JERUSALEM — The religious Shas party agreed Sunday to join a coalition led by Israel's prime minister-designate, Ehud Olmert, and his centrist Kadima movement, apparently assuring Olmert a parliamentary majority.
The deal to bring Shas into the new government came after weeks of coalition haggling and was approved late Sunday by a panel of party elders. Shas, an ultra-Orthodox party, is made up heavily of Sephardic Jews, those whose families have roots in the Middle East, North Africa, Spain and Portugal, rather than elsewhere in Europe.
The proposed Kadima-led government is still taking shape, with two other parties already on board and negotiations underway with at least one more.
Kadima's main governing partner is the left-leaning Labor Party, which finished second in the March 28 elections. Kadima captured 29 of 120 seats in the Israeli parliament, the Knesset, a weaker-than-expected showing that forced Olmert to reach out to a wide array of parties to assemble a majority government.
Labor won 19 seats. Also joining was the Pensioners Party, which surprised everyone by winning seven seats.
Also Sunday, Labor's leader, Amir Peretz, overcame a challenge within his party over his plan to designate who will fill the seven Cabinet spots allocated to Labor under the agreement with Kadima.
Peretz, who secured the high-profile defense minister's job despite his relative lack of experience in military affairs, narrowly won a party vote that authorized him to name Labor's ministers. Some senior party members who were not on Peretz's list had sought to have a Labor committee choose.

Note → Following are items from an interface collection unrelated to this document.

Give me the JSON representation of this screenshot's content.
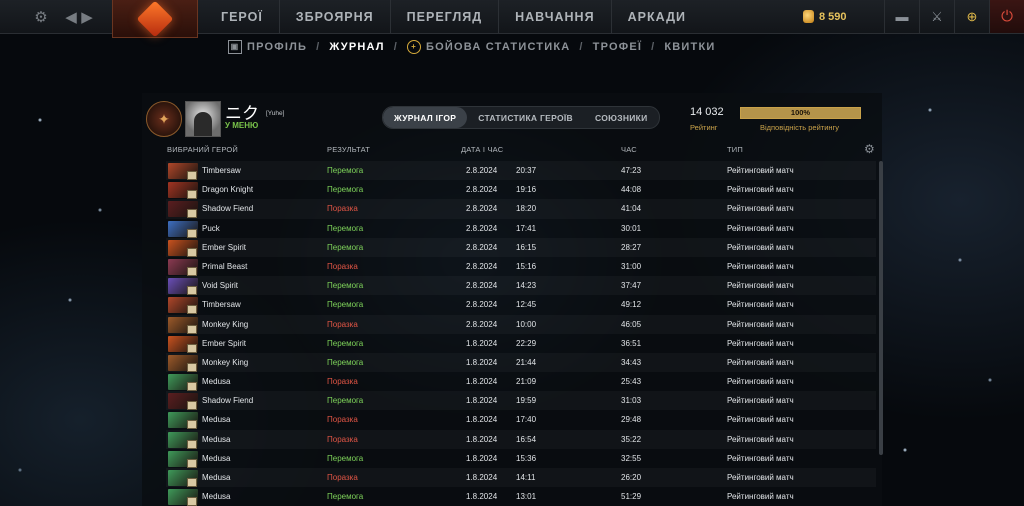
{
  "nav": {
    "items": [
      "ГЕРОЇ",
      "ЗБРОЯРНЯ",
      "ПЕРЕГЛЯД",
      "НАВЧАННЯ",
      "АРКАДИ"
    ],
    "currency": "8 590"
  },
  "subnav": {
    "items": [
      "ПРОФІЛЬ",
      "ЖУРНАЛ",
      "БОЙОВА СТАТИСТИКА",
      "ТРОФЕЇ",
      "КВИТКИ"
    ]
  },
  "player": {
    "name": "ニク",
    "tag": "[Yuhe]",
    "status": "У МЕНЮ"
  },
  "tabs": [
    "ЖУРНАЛ ІГОР",
    "СТАТИСТИКА ГЕРОЇВ",
    "СОЮЗНИКИ"
  ],
  "rating": {
    "value": "14 032",
    "label": "Рейтинг",
    "confidence_text": "100%",
    "confidence": 1.0,
    "confidence_label": "Відповідність рейтингу"
  },
  "table": {
    "headers": [
      "ВИБРАНИЙ ГЕРОЙ",
      "РЕЗУЛЬТАТ",
      "ДАТА І ЧАС",
      "ЧАС",
      "ТИП"
    ],
    "rows": [
      {
        "hero": "Timbersaw",
        "result": "Перемога",
        "win": true,
        "date": "2.8.2024",
        "time": "20:37",
        "duration": "47:23",
        "type": "Рейтинговий матч",
        "color": "#b0472a"
      },
      {
        "hero": "Dragon Knight",
        "result": "Перемога",
        "win": true,
        "date": "2.8.2024",
        "time": "19:16",
        "duration": "44:08",
        "type": "Рейтинговий матч",
        "color": "#a33422"
      },
      {
        "hero": "Shadow Fiend",
        "result": "Поразка",
        "win": false,
        "date": "2.8.2024",
        "time": "18:20",
        "duration": "41:04",
        "type": "Рейтинговий матч",
        "color": "#5b1e20"
      },
      {
        "hero": "Puck",
        "result": "Перемога",
        "win": true,
        "date": "2.8.2024",
        "time": "17:41",
        "duration": "30:01",
        "type": "Рейтинговий матч",
        "color": "#3d6fc2"
      },
      {
        "hero": "Ember Spirit",
        "result": "Перемога",
        "win": true,
        "date": "2.8.2024",
        "time": "16:15",
        "duration": "28:27",
        "type": "Рейтинговий матч",
        "color": "#c9521f"
      },
      {
        "hero": "Primal Beast",
        "result": "Поразка",
        "win": false,
        "date": "2.8.2024",
        "time": "15:16",
        "duration": "31:00",
        "type": "Рейтинговий матч",
        "color": "#8b3a52"
      },
      {
        "hero": "Void Spirit",
        "result": "Перемога",
        "win": true,
        "date": "2.8.2024",
        "time": "14:23",
        "duration": "37:47",
        "type": "Рейтинговий матч",
        "color": "#6a4fb8"
      },
      {
        "hero": "Timbersaw",
        "result": "Перемога",
        "win": true,
        "date": "2.8.2024",
        "time": "12:45",
        "duration": "49:12",
        "type": "Рейтинговий матч",
        "color": "#b0472a"
      },
      {
        "hero": "Monkey King",
        "result": "Поразка",
        "win": false,
        "date": "2.8.2024",
        "time": "10:00",
        "duration": "46:05",
        "type": "Рейтинговий матч",
        "color": "#9c5a2a"
      },
      {
        "hero": "Ember Spirit",
        "result": "Перемога",
        "win": true,
        "date": "1.8.2024",
        "time": "22:29",
        "duration": "36:51",
        "type": "Рейтинговий матч",
        "color": "#c9521f"
      },
      {
        "hero": "Monkey King",
        "result": "Перемога",
        "win": true,
        "date": "1.8.2024",
        "time": "21:44",
        "duration": "34:43",
        "type": "Рейтинговий матч",
        "color": "#9c5a2a"
      },
      {
        "hero": "Medusa",
        "result": "Поразка",
        "win": false,
        "date": "1.8.2024",
        "time": "21:09",
        "duration": "25:43",
        "type": "Рейтинговий матч",
        "color": "#3f9a5a"
      },
      {
        "hero": "Shadow Fiend",
        "result": "Перемога",
        "win": true,
        "date": "1.8.2024",
        "time": "19:59",
        "duration": "31:03",
        "type": "Рейтинговий матч",
        "color": "#5b1e20"
      },
      {
        "hero": "Medusa",
        "result": "Поразка",
        "win": false,
        "date": "1.8.2024",
        "time": "17:40",
        "duration": "29:48",
        "type": "Рейтинговий матч",
        "color": "#3f9a5a"
      },
      {
        "hero": "Medusa",
        "result": "Поразка",
        "win": false,
        "date": "1.8.2024",
        "time": "16:54",
        "duration": "35:22",
        "type": "Рейтинговий матч",
        "color": "#3f9a5a"
      },
      {
        "hero": "Medusa",
        "result": "Перемога",
        "win": true,
        "date": "1.8.2024",
        "time": "15:36",
        "duration": "32:55",
        "type": "Рейтинговий матч",
        "color": "#3f9a5a"
      },
      {
        "hero": "Medusa",
        "result": "Поразка",
        "win": false,
        "date": "1.8.2024",
        "time": "14:11",
        "duration": "26:20",
        "type": "Рейтинговий матч",
        "color": "#3f9a5a"
      },
      {
        "hero": "Medusa",
        "result": "Перемога",
        "win": true,
        "date": "1.8.2024",
        "time": "13:01",
        "duration": "51:29",
        "type": "Рейтинговий матч",
        "color": "#3f9a5a"
      }
    ]
  }
}
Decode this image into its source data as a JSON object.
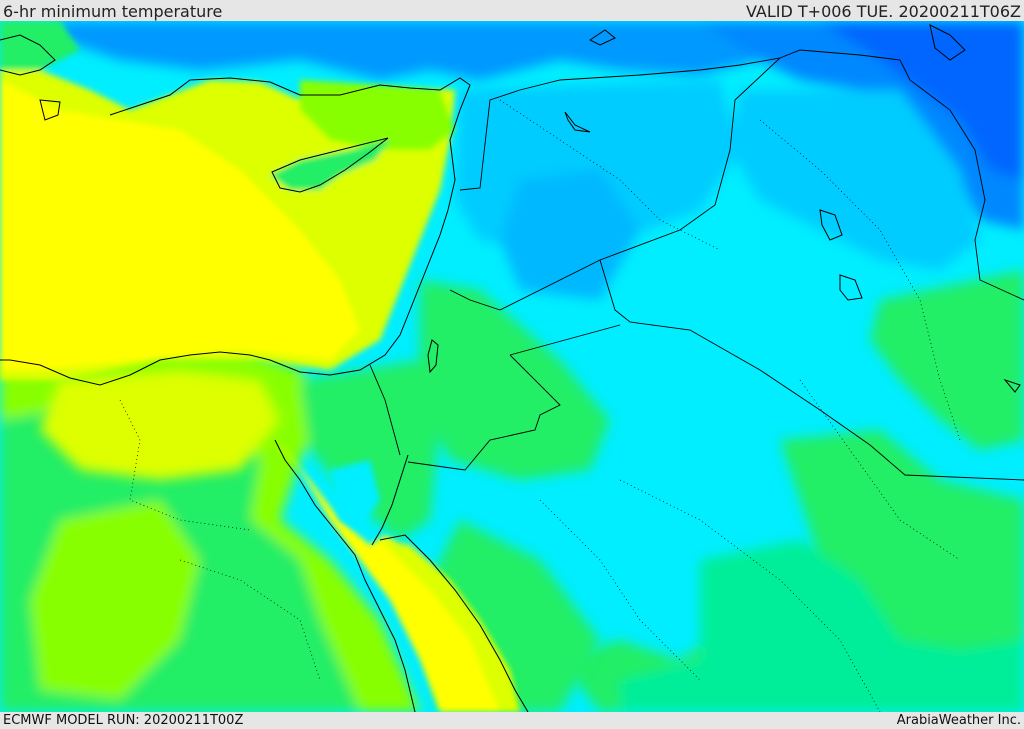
{
  "header": {
    "title": "6-hr minimum temperature",
    "valid": "VALID T+006 TUE. 20200211T06Z"
  },
  "footer": {
    "model_run": "ECMWF MODEL RUN: 20200211T00Z",
    "credit": "ArabiaWeather Inc."
  },
  "colors": {
    "yellow": "#ffff00",
    "yellow_green": "#ddff00",
    "light_green": "#88ff00",
    "green": "#22ee66",
    "teal": "#00ee99",
    "cyan": "#00eeff",
    "light_blue": "#00ccff",
    "blue": "#0099ff",
    "deep_blue": "#0066ff",
    "border": "#000000"
  }
}
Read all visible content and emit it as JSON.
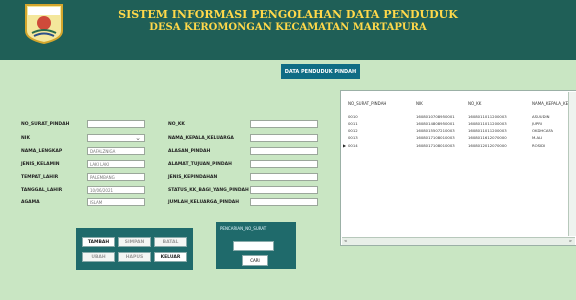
{
  "header": {
    "title_line1": "SISTEM INFORMASI PENGOLAHAN DATA PENDUDUK",
    "title_line2": "DESA KEROMONGAN KECAMATAN MARTAPURA"
  },
  "main": {
    "button_label": "DATA PENDUDUK PINDAH"
  },
  "form": {
    "labels": {
      "no_surat_pindah": "NO_SURAT_PINDAH",
      "nik": "NIK",
      "nama_lengkap": "NAMA_LENGKAP",
      "jenis_kelamin": "JENIS_KELAMIN",
      "tempat_lahir": "TEMPAT_LAHIR",
      "tanggal_lahir": "TANGGAL_LAHIR",
      "agama": "AGAMA",
      "no_kk": "NO_KK",
      "nama_kepala_keluarga": "NAMA_KEPALA_KELUARGA",
      "alasan_pindah": "ALASAN_PINDAH",
      "alamat_tujuan_pindah": "ALAMAT_TUJUAN_PINDAH",
      "jenis_kepindahan": "JENIS_KEPINDAHAN",
      "status_kk_bagi_yang_pindah": "STATUS_KK_BAGI_YANG_PINDAH",
      "jumlah_keluarga_pindah": "JUMLAH_KELUARGA_PINDAH"
    },
    "values": {
      "no_surat_pindah": "",
      "nik": "",
      "nama_lengkap": "DAFALZNIGA",
      "jenis_kelamin": "LAKI LAKI",
      "tempat_lahir": "PALEMBANG",
      "tanggal_lahir": "10/06/2021",
      "agama": "ISLAM",
      "no_kk": "",
      "nama_kepala_keluarga": "",
      "alasan_pindah": "",
      "alamat_tujuan_pindah": "",
      "jenis_kepindahan": "",
      "status_kk_bagi_yang_pindah": "",
      "jumlah_keluarga_pindah": ""
    }
  },
  "table": {
    "headers": [
      "NO_SURAT_PINDAH",
      "NIK",
      "NO_KK",
      "NAMA_KEPALA_KE"
    ],
    "rows": [
      [
        "0010",
        "1608010708950001",
        "1608011011200003",
        "ASUUDIN"
      ],
      [
        "0011",
        "1608014808950001",
        "1608011011200003",
        "JUPRI"
      ],
      [
        "0012",
        "1608015507210003",
        "1608011011200003",
        "OKDHCAFA"
      ],
      [
        "0013",
        "1608017108010003",
        "1608011612070000",
        "M.ALI"
      ],
      [
        "0014",
        "1608017108010003",
        "1608012012070000",
        "ROSIDI"
      ]
    ],
    "selected_row_marker": "▶",
    "hscroll_left": "<",
    "hscroll_right": ">"
  },
  "buttons": {
    "tambah": "TAMBAH",
    "simpan": "SIMPAN",
    "batal": "BATAL",
    "ubah": "UBAH",
    "hapus": "HAPUS",
    "keluar": "KELUAR"
  },
  "search": {
    "label": "PENCARIAN_NO_SURAT",
    "input_value": "",
    "button_label": "CARI"
  }
}
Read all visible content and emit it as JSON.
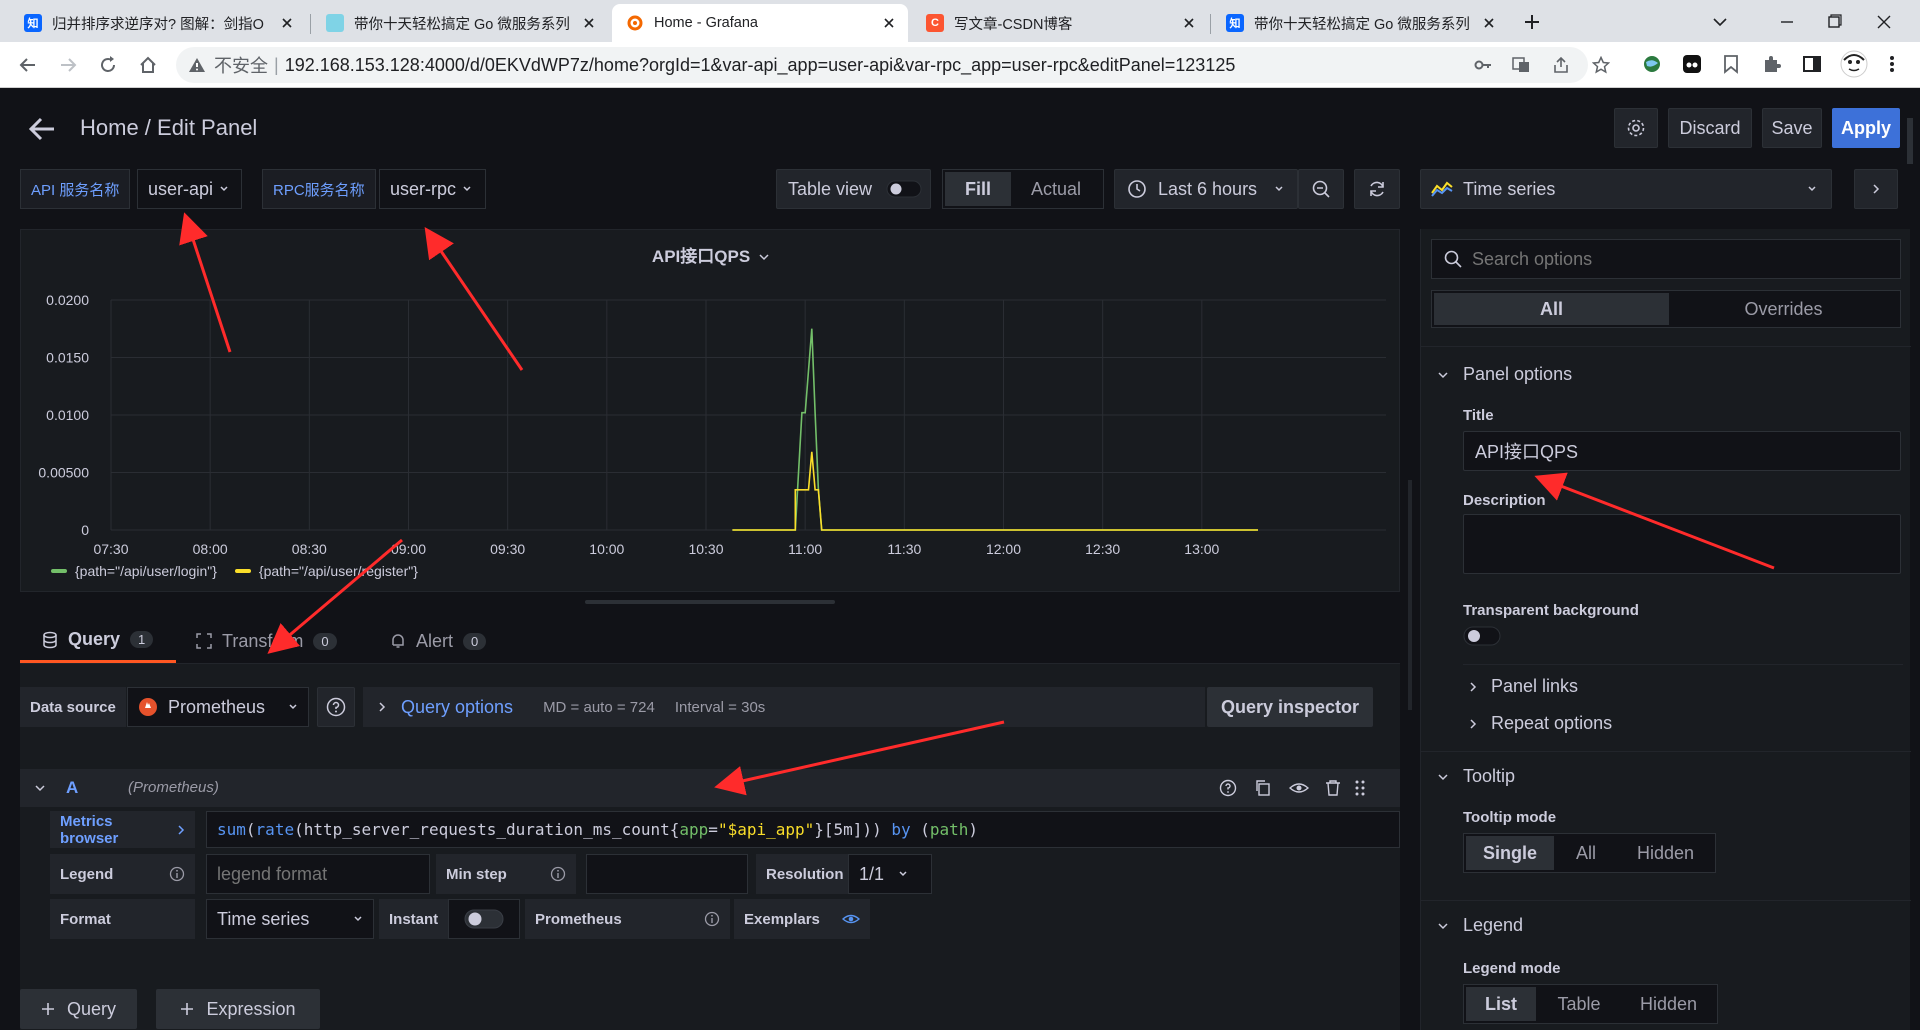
{
  "browser": {
    "tabs": [
      {
        "favicon": "知",
        "title": "归并排序求逆序对? 图解：剑指O"
      },
      {
        "favicon": "",
        "title": "带你十天轻松搞定 Go 微服务系列"
      },
      {
        "favicon": "",
        "title": "Home - Grafana"
      },
      {
        "favicon": "C",
        "title": "写文章-CSDN博客"
      },
      {
        "favicon": "知",
        "title": "带你十天轻松搞定 Go 微服务系列"
      }
    ],
    "security_label": "不安全",
    "separator": "|",
    "url": "192.168.153.128:4000/d/0EKVdWP7z/home?orgId=1&var-api_app=user-api&var-rpc_app=user-rpc&editPanel=123125"
  },
  "header": {
    "breadcrumb": "Home / Edit Panel",
    "discard": "Discard",
    "save": "Save",
    "apply": "Apply"
  },
  "variables": [
    {
      "label": "API 服务名称",
      "value": "user-api"
    },
    {
      "label": "RPC服务名称",
      "value": "user-rpc"
    }
  ],
  "toolbar": {
    "table_view": "Table view",
    "fill": "Fill",
    "actual": "Actual",
    "time_range": "Last 6 hours",
    "viz_type": "Time series"
  },
  "chart_data": {
    "type": "line",
    "title": "API接口QPS",
    "xlabel": "",
    "ylabel": "",
    "x_ticks": [
      "07:30",
      "08:00",
      "08:30",
      "09:00",
      "09:30",
      "10:00",
      "10:30",
      "11:00",
      "11:30",
      "12:00",
      "12:30",
      "13:00"
    ],
    "y_ticks": [
      "0",
      "0.00500",
      "0.0100",
      "0.0150",
      "0.0200"
    ],
    "ylim": [
      0,
      0.02
    ],
    "grid": true,
    "legend_position": "bottom-left",
    "series": [
      {
        "name": "{path=\"/api/user/login\"}",
        "color": "#73bf69",
        "points": [
          [
            "10:38",
            0
          ],
          [
            "10:57",
            0
          ],
          [
            "10:59",
            0.0102
          ],
          [
            "11:00",
            0.0102
          ],
          [
            "11:02",
            0.0175
          ],
          [
            "11:03",
            0.0102
          ],
          [
            "11:04",
            0.0035
          ],
          [
            "11:05",
            0
          ],
          [
            "13:17",
            0
          ]
        ]
      },
      {
        "name": "{path=\"/api/user/register\"}",
        "color": "#fade2a",
        "points": [
          [
            "10:38",
            0
          ],
          [
            "10:57",
            0
          ],
          [
            "10:57",
            0.0035
          ],
          [
            "11:01",
            0.0035
          ],
          [
            "11:02",
            0.0068
          ],
          [
            "11:03",
            0.0035
          ],
          [
            "11:04",
            0.0035
          ],
          [
            "11:05",
            0
          ],
          [
            "13:17",
            0
          ]
        ]
      }
    ]
  },
  "query_tabs": [
    {
      "label": "Query",
      "count": "1"
    },
    {
      "label": "Transform",
      "count": "0"
    },
    {
      "label": "Alert",
      "count": "0"
    }
  ],
  "datasource": {
    "label": "Data source",
    "value": "Prometheus",
    "query_options": "Query options",
    "md": "MD = auto = 724",
    "interval": "Interval = 30s",
    "inspector": "Query inspector"
  },
  "query": {
    "ref": "A",
    "ds_name": "(Prometheus)",
    "metrics_browser": "Metrics browser",
    "expr_parts": [
      {
        "t": "sum",
        "c": "#5794f2"
      },
      {
        "t": "(",
        "c": "#ccccdc"
      },
      {
        "t": "rate",
        "c": "#5794f2"
      },
      {
        "t": "(http_server_requests_duration_ms_count{",
        "c": "#ccccdc"
      },
      {
        "t": "app",
        "c": "#73bf69"
      },
      {
        "t": "=",
        "c": "#ccccdc"
      },
      {
        "t": "\"$api_app\"",
        "c": "#fade2a"
      },
      {
        "t": "}[5m])) ",
        "c": "#ccccdc"
      },
      {
        "t": "by",
        "c": "#5794f2"
      },
      {
        "t": " (",
        "c": "#ccccdc"
      },
      {
        "t": "path",
        "c": "#73bf69"
      },
      {
        "t": ")",
        "c": "#ccccdc"
      }
    ],
    "legend_label": "Legend",
    "legend_placeholder": "legend format",
    "min_step_label": "Min step",
    "resolution_label": "Resolution",
    "resolution_value": "1/1",
    "format_label": "Format",
    "format_value": "Time series",
    "instant_label": "Instant",
    "prometheus_label": "Prometheus",
    "exemplars_label": "Exemplars"
  },
  "add_buttons": {
    "query": "Query",
    "expression": "Expression"
  },
  "options": {
    "search_placeholder": "Search options",
    "tab_all": "All",
    "tab_overrides": "Overrides",
    "panel_options": "Panel options",
    "title_label": "Title",
    "title_value": "API接口QPS",
    "description_label": "Description",
    "transparent_label": "Transparent background",
    "panel_links": "Panel links",
    "repeat_options": "Repeat options",
    "tooltip": "Tooltip",
    "tooltip_mode": "Tooltip mode",
    "tooltip_modes": [
      "Single",
      "All",
      "Hidden"
    ],
    "legend": "Legend",
    "legend_mode": "Legend mode",
    "legend_modes": [
      "List",
      "Table",
      "Hidden"
    ]
  }
}
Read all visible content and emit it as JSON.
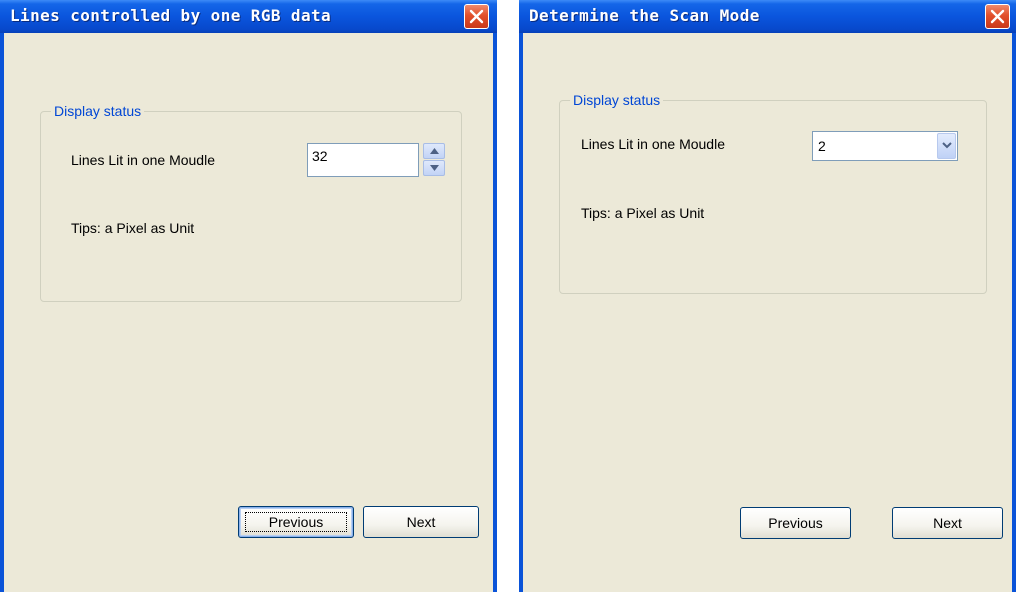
{
  "left_window": {
    "title": "Lines controlled by one RGB data",
    "group_title": "Display status",
    "field_label": "Lines Lit in one Moudle",
    "spin_value": "32",
    "tip": "Tips: a Pixel as Unit",
    "previous_label": "Previous",
    "next_label": "Next"
  },
  "right_window": {
    "title": "Determine the Scan Mode",
    "group_title": "Display status",
    "field_label": "Lines Lit in one Moudle",
    "combo_value": "2",
    "tip": "Tips: a Pixel as Unit",
    "previous_label": "Previous",
    "next_label": "Next"
  },
  "colors": {
    "titlebar": "#0a55dd",
    "window_face": "#ece9d8",
    "group_legend": "#0046d5",
    "close_button": "#e2502b"
  },
  "icons": {
    "close": "close-icon",
    "spin_up": "arrow-up-icon",
    "spin_down": "arrow-down-icon",
    "combo_dropdown": "chevron-down-icon"
  }
}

Labor agreed to join last week after endorsing Olmert's plan to set permanent borders -- unilaterally, if Israel deems there is no hope for negotiations with the Palestinians. The plan would involve evacuating a number of Jewish settlements in the West Bank, a move certain to stoke dissent within Israeli society, if last summer's pullout from the Gaza Strip and part of the West Bank is any indication.
Shas, a working-class party with 12 seats whose supporters tend to be hawkish on security matters but liberal on welfare spending, won promises in its talks with Kadima to stave off cuts in benefits while avoiding taking a stand on the withdrawal plan, according to Israeli media reports. Instead, the party would leave a decision on evacuations until later, subject to a ruling by its spiritual leader, Rabbi Ovadia Yosef, the reports said.
Kadima was in talks with a second religious party, United Torah Judaism. Avigdor Lieberman, who leads a rightist party called Yisrael Beiteinu, or Israel Our Home, said Sunday that he remained open to coalition talks with Olmert. There was also speculation that dovish Meretz-Yahad might join if Lieberman's party was ruled out.
Olmert is expected to formally present his proposed government this week.